PND is pleased to offer articles of interest to jobseekers and prospective employers. To submit an article for consideration, e-mail Mitch Nauffts at firstname.lastname@example.org.
Not all interviews are equal. There are great interviews and great interviewers, and then there are not-so-great interviews and interviewers. The tips below will ensure that you are in the great camp.
1. Make time to prepare. Don't go into an interview without a plan of action. This includes taking the time to review the resume of the candidate carefully and preparing a list of thoughtful questions in advance. Going into an interview with a comprehensive list of questions will ensure that you don't forget to ask anything and that the interview will move along smoothly. Make sure, too, that you have some generic questions, as well as questions tailored to the open job position itself.
2. Include other colleagues in the process as appropriate. It's always a great idea to bring other colleagues into the interview process. For starters, they can be an invaluable source of feedback as you evaluate candidates, and they also can provide candidates with a more nuanced and layered understanding of the organization. Take the time to prep your colleagues and make sure they have all the relevant materials (including the job description!) and a clear idea about what you'd like them to ask. Don't feel as if you have to include a large number of people, as that can be overwhelming for a candidate and make it more difficult for you to absorb and assess feedback. But do aim for a cross-section of people likely to interact with a new hire on a regular basis.

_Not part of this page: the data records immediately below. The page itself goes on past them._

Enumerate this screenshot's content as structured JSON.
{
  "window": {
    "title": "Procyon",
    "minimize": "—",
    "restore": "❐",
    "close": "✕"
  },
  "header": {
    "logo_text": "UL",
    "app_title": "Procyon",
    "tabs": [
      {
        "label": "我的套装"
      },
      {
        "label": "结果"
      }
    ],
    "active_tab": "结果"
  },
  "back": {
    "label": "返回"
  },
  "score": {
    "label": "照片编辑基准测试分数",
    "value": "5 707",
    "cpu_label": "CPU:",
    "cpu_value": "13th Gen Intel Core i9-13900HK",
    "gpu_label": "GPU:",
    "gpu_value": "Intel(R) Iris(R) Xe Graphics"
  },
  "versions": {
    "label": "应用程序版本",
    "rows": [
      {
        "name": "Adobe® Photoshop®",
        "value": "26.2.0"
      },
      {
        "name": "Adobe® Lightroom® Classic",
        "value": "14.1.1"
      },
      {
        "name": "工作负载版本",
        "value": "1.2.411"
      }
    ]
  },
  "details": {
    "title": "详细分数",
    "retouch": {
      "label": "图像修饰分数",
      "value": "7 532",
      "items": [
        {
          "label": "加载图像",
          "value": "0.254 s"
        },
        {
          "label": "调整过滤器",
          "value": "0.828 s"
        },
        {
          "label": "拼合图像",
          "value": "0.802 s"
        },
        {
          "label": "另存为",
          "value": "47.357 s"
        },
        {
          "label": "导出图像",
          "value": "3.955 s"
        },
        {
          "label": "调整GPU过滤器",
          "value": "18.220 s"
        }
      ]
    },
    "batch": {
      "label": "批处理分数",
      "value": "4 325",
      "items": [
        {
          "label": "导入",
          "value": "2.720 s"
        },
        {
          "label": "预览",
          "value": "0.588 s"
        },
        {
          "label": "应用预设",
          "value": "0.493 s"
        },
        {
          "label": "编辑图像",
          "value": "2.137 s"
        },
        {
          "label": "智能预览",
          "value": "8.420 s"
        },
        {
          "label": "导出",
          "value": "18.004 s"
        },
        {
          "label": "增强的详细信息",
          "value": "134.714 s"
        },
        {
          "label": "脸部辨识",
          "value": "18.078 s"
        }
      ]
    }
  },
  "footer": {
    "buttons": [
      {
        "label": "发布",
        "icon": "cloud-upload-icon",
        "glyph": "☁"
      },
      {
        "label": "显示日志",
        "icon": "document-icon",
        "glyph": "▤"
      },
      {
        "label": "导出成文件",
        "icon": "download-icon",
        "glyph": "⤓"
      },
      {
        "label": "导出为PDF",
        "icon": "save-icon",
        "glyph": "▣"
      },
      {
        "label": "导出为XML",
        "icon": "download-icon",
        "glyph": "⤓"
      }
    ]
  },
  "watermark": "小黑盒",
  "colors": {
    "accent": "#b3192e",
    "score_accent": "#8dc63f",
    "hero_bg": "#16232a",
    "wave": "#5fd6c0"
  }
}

3. Use the opportunity to shed light on your organization’s culture. If the candidate doesn't ask, be sure to share aspects of your organization's culture so that both of you are able to evaluate whether he or she is a good "fit." You can talk about values, how people communicate with each other, whether or not attendance at a retreat is part of the job (and what the retreats are like), how big decisions get made, what people do for fun — anything that will provide a sense of the overall culture at your organization.
4. Balance the amount of time you spend listening and talking. If you've ever watched a video of an interview, you've probably been surprised by how much talking the interviewer did compared to the interviewee and said to yourself, "That's not me." Think about it: If you do most of the talking in an interview, you're probably going to walk away from the interview without the information you need to make an informed judgment about the candidate's ability to do the job. You may also give the candidate the impression you aren't really interested in what he or she has to say. Aim for a balance, and when it's your turn to listen, really listen. One more thing: Be sure to ask follow-up questions, and give the candidate you're interviewing your undivided attention as he or she is answering them.
5. Follow through. At the end of the interview, tell the candidate when he or she can expect to hear from you and what the next steps are — and then follow through. You don't have to give a specific date, but do provide a range — for example, "You'll hear back from us within two weeks." If your decision-making process is delayed, let the candidate know. There is nothing worse for a job seeker than having to wait endlessly after an interview for a decision (except not hearing back at all). Communicating well with job candidates is a critical element of the hiring process and will help ensure that your organization remains an employer of preference.
The above tips are designed to help you identify the best person for any job opening at your organization — and to make the interview process enjoyable and productive for both you and prospective candidates. Do you have an interview tip of your own? Feel free to share it in the comments section below.
Molly Brennan is a founding partner at Koya Leadership Partners, a national executive search firm dedicated to the nonprofit sector.